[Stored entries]
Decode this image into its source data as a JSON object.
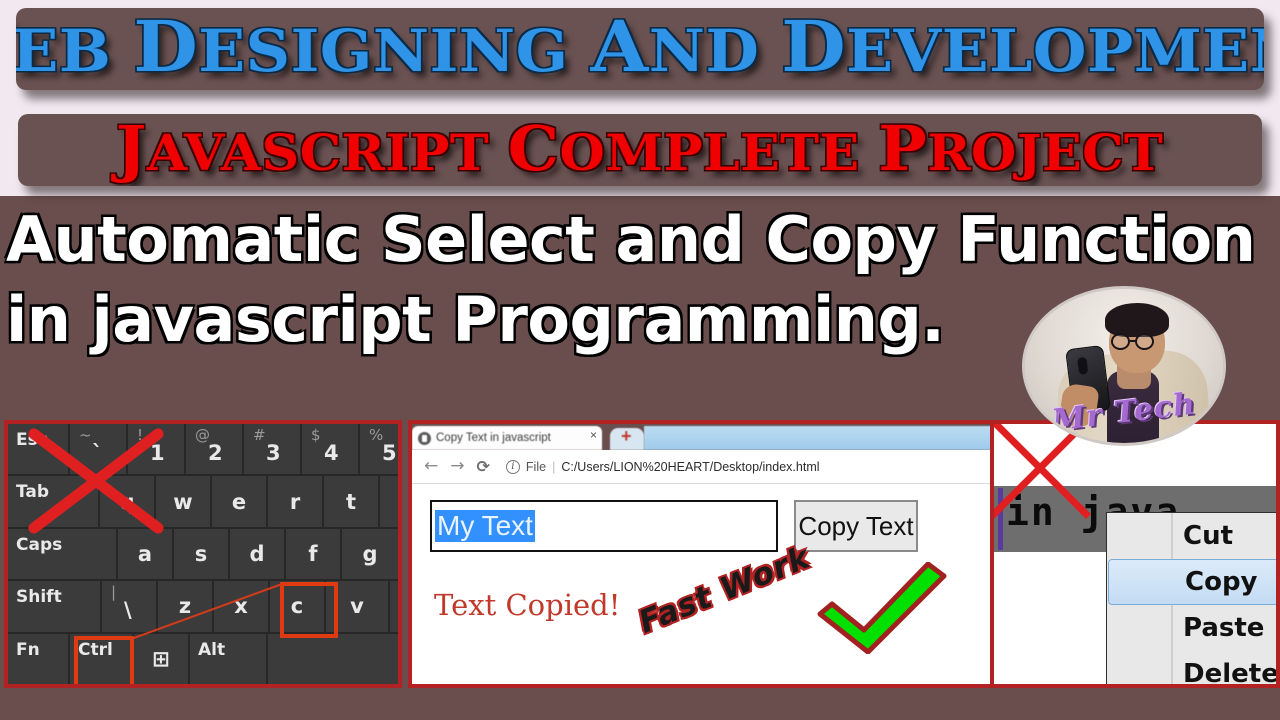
{
  "colors": {
    "page_bg": "#f1e8f0",
    "body_brown": "#6a4e4e",
    "banner_brown": "#6b5252",
    "title_blue": "#2f93e8",
    "title_red": "#f00000",
    "headline_white": "#ffffff",
    "panel_border_red": "#b22222",
    "key_highlight_orange": "#e03a12",
    "selection_blue": "#3390ff",
    "check_green": "#00e000",
    "brand_purple": "#a56ad0",
    "menu_selected_blue": "#c3dcf4"
  },
  "banner": {
    "line1": "Web Designing and development",
    "line2": "Javascript Complete Project"
  },
  "headline": {
    "line1": "Automatic Select and Copy Function",
    "line2": "in javascript Programming."
  },
  "avatar": {
    "brand": "Mr Tech",
    "alt": "channel-host-selfie"
  },
  "keyboard": {
    "xmark": "red-cross-over-esc-tab-area",
    "highlights": [
      "c",
      "Ctrl"
    ],
    "arrow": "red-line-from-ctrl-to-c",
    "rows": [
      [
        {
          "label": "Esc",
          "type": "label",
          "w": 62
        },
        {
          "sup": "~",
          "sub": "`",
          "type": "dual",
          "w": 58
        },
        {
          "sup": "!",
          "sub": "1",
          "type": "dual",
          "w": 58
        },
        {
          "sup": "@",
          "sub": "2",
          "type": "dual",
          "w": 58
        },
        {
          "sup": "#",
          "sub": "3",
          "type": "dual",
          "w": 58
        },
        {
          "sup": "$",
          "sub": "4",
          "type": "dual",
          "w": 58
        },
        {
          "sup": "%",
          "sub": "5",
          "type": "dual",
          "w": 44
        }
      ],
      [
        {
          "label": "Tab",
          "type": "label",
          "w": 92
        },
        {
          "mid": "q",
          "type": "mid",
          "w": 56
        },
        {
          "mid": "w",
          "type": "mid",
          "w": 56
        },
        {
          "mid": "e",
          "type": "mid",
          "w": 56
        },
        {
          "mid": "r",
          "type": "mid",
          "w": 56
        },
        {
          "mid": "t",
          "type": "mid",
          "w": 56
        },
        {
          "mid": "",
          "type": "mid",
          "w": 24
        }
      ],
      [
        {
          "label": "Caps",
          "type": "label",
          "w": 110
        },
        {
          "mid": "a",
          "type": "mid",
          "w": 56
        },
        {
          "mid": "s",
          "type": "mid",
          "w": 56
        },
        {
          "mid": "d",
          "type": "mid",
          "w": 56
        },
        {
          "mid": "f",
          "type": "mid",
          "w": 56
        },
        {
          "mid": "g",
          "type": "mid",
          "w": 58
        }
      ],
      [
        {
          "label": "Shift",
          "type": "label",
          "w": 94
        },
        {
          "sup": "|",
          "sub": "\\",
          "type": "dual",
          "w": 56
        },
        {
          "mid": "z",
          "type": "mid",
          "w": 56
        },
        {
          "mid": "x",
          "type": "mid",
          "w": 56
        },
        {
          "mid": "c",
          "type": "mid",
          "w": 56
        },
        {
          "mid": "v",
          "type": "mid",
          "w": 64
        }
      ],
      [
        {
          "label": "Fn",
          "type": "label",
          "w": 62
        },
        {
          "label": "Ctrl",
          "type": "label",
          "w": 64
        },
        {
          "mid": "⊞",
          "type": "mid",
          "w": 56
        },
        {
          "label": "Alt",
          "type": "label",
          "w": 78
        },
        {
          "mid": "",
          "type": "mid",
          "w": 132
        }
      ]
    ]
  },
  "browser": {
    "tab_title": "Copy Text in javascript",
    "tab_close": "×",
    "new_tab": "+",
    "nav": {
      "back": "←",
      "forward": "→",
      "reload": "⟳"
    },
    "omnibox": {
      "info_icon": "i",
      "scheme_label": "File",
      "divider": "|",
      "url": "C:/Users/LION%20HEART/Desktop/index.html"
    },
    "page": {
      "input_value": "My Text",
      "input_state": "selected",
      "button_label": "Copy Text",
      "status_message": "Text Copied!",
      "annotation": "Fast Work",
      "check_icon": "green-checkmark"
    }
  },
  "context_menu": {
    "xmark": "red-cross-over-white-area",
    "code_snippet": "in java",
    "items": [
      {
        "label": "Cut",
        "selected": false
      },
      {
        "label": "Copy",
        "selected": true
      },
      {
        "label": "Paste",
        "selected": false
      },
      {
        "label": "Delete",
        "selected": false
      }
    ]
  }
}
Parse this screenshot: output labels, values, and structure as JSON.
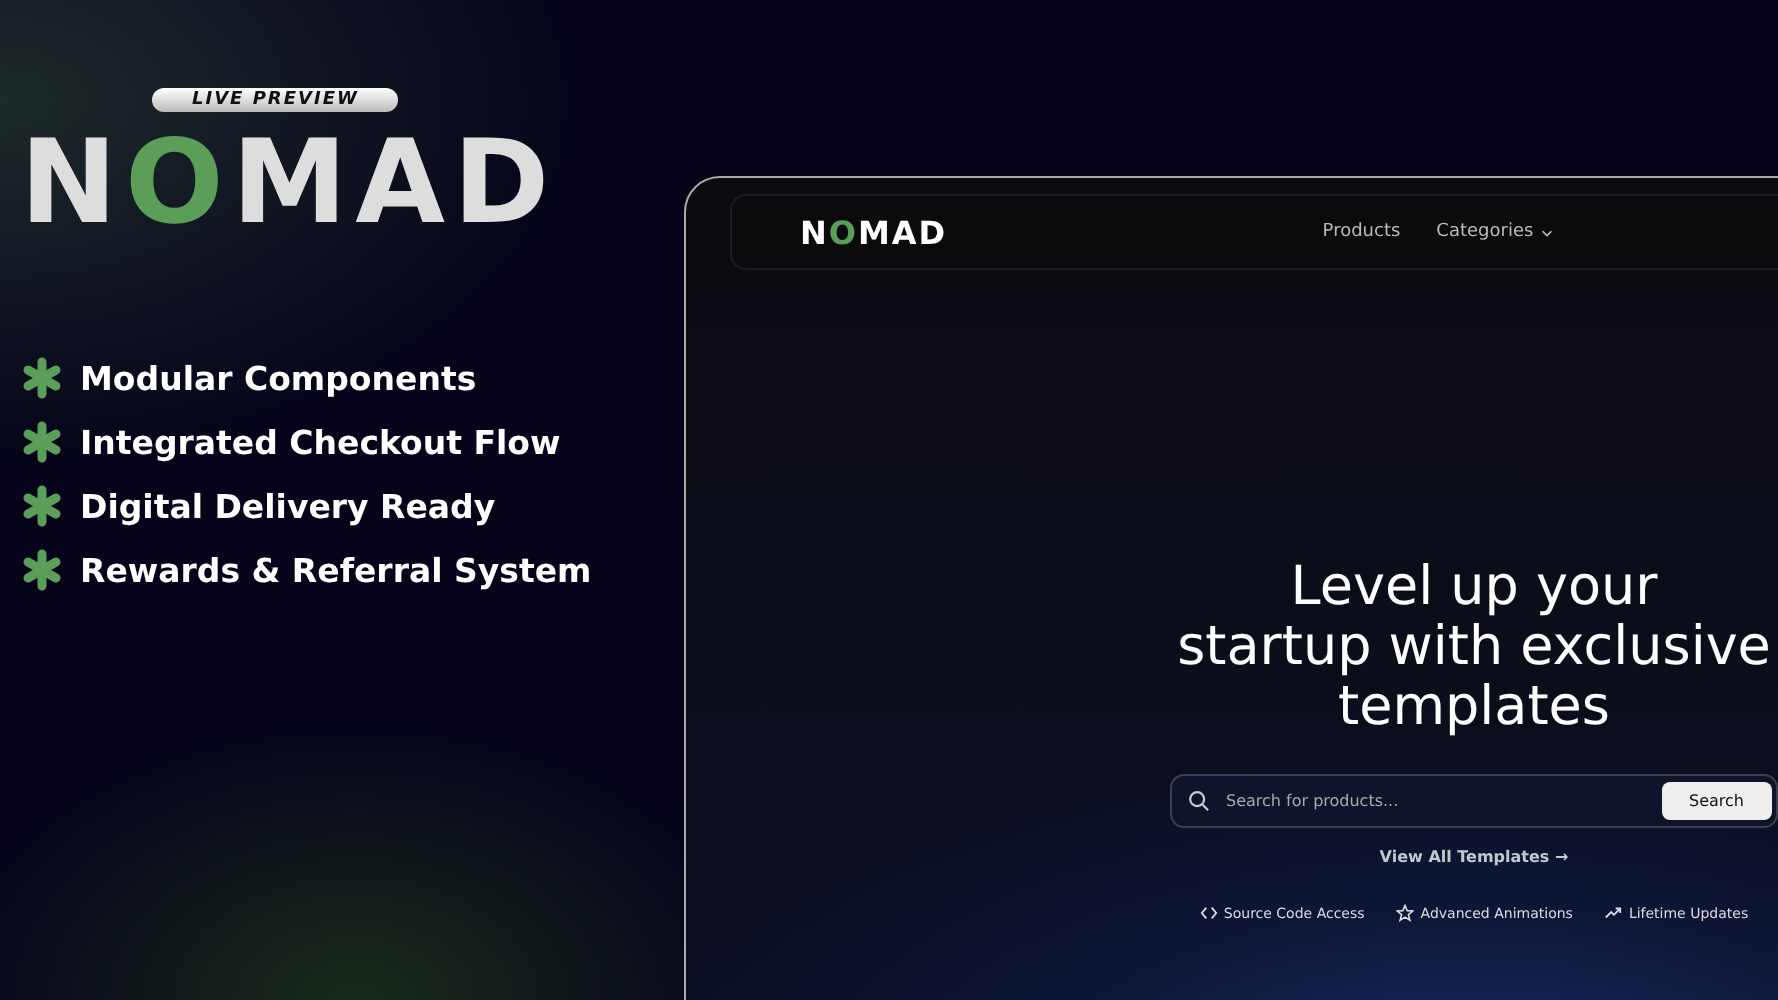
{
  "badge": "LIVE PREVIEW",
  "logo": [
    {
      "text": "N",
      "accent": false
    },
    {
      "text": "O",
      "accent": true
    },
    {
      "text": "MAD",
      "accent": false
    }
  ],
  "features": [
    "Modular Components",
    "Integrated Checkout Flow",
    "Digital Delivery Ready",
    "Rewards & Referral System"
  ],
  "preview": {
    "logo": [
      {
        "text": "N",
        "accent": false
      },
      {
        "text": "O",
        "accent": true
      },
      {
        "text": "MAD",
        "accent": false
      }
    ],
    "nav": [
      {
        "label": "Products",
        "dropdown": false
      },
      {
        "label": "Categories",
        "dropdown": true
      }
    ],
    "headline": [
      "Level up your",
      "startup with exclusive",
      "templates"
    ],
    "search": {
      "placeholder": "Search for products...",
      "button": "Search"
    },
    "link": "View All Templates →",
    "highlights": [
      {
        "kind": "code",
        "label": "Source Code Access"
      },
      {
        "kind": "star",
        "label": "Advanced Animations"
      },
      {
        "kind": "trend",
        "label": "Lifetime Updates"
      }
    ]
  }
}
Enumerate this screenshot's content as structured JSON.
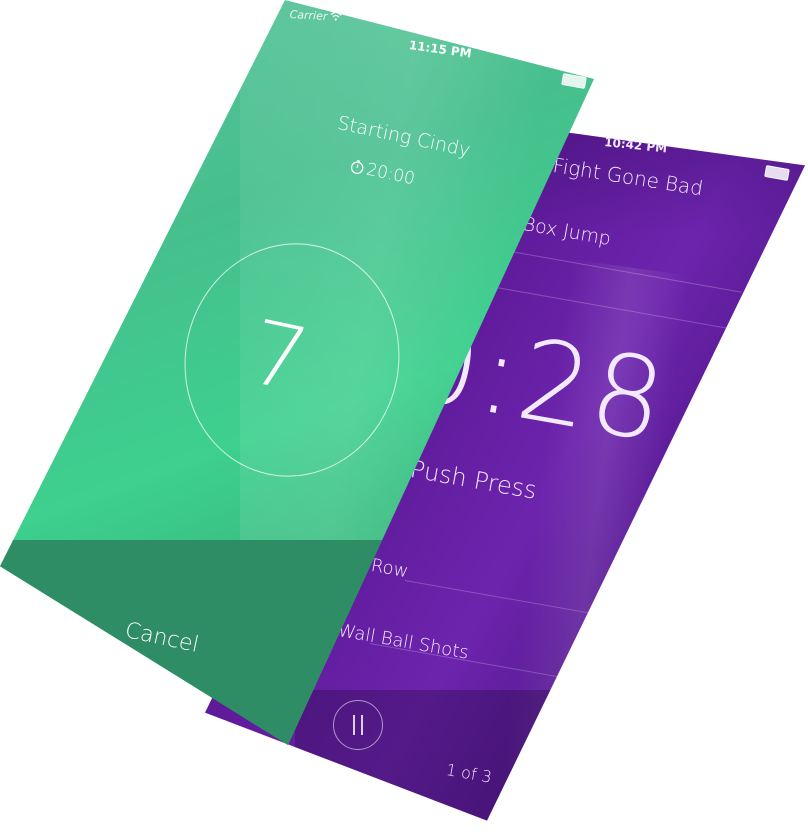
{
  "workout_screen": {
    "status_time": "10:42 PM",
    "title": "Fight Gone Bad",
    "exercises": [
      "Box Jump",
      "Push Press",
      "Row",
      "Wall Ball Shots"
    ],
    "timer": "0:28",
    "page": "1 of 3",
    "accent": "#6c24ad"
  },
  "countdown_screen": {
    "carrier": "Carrier",
    "status_time": "11:15 PM",
    "starting_label": "Starting Cindy",
    "timer": "20:00",
    "countdown": "7",
    "cancel_label": "Cancel",
    "accent": "#3dd08e"
  },
  "icons": {
    "wifi": "wifi-icon",
    "battery": "battery-icon",
    "stopwatch": "stopwatch-icon",
    "pause": "pause-icon"
  }
}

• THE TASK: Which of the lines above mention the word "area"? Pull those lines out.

• FINISHED TASK:
    "xmark": "red-cross-over-esc-tab-area",
    "xmark": "red-cross-over-white-area",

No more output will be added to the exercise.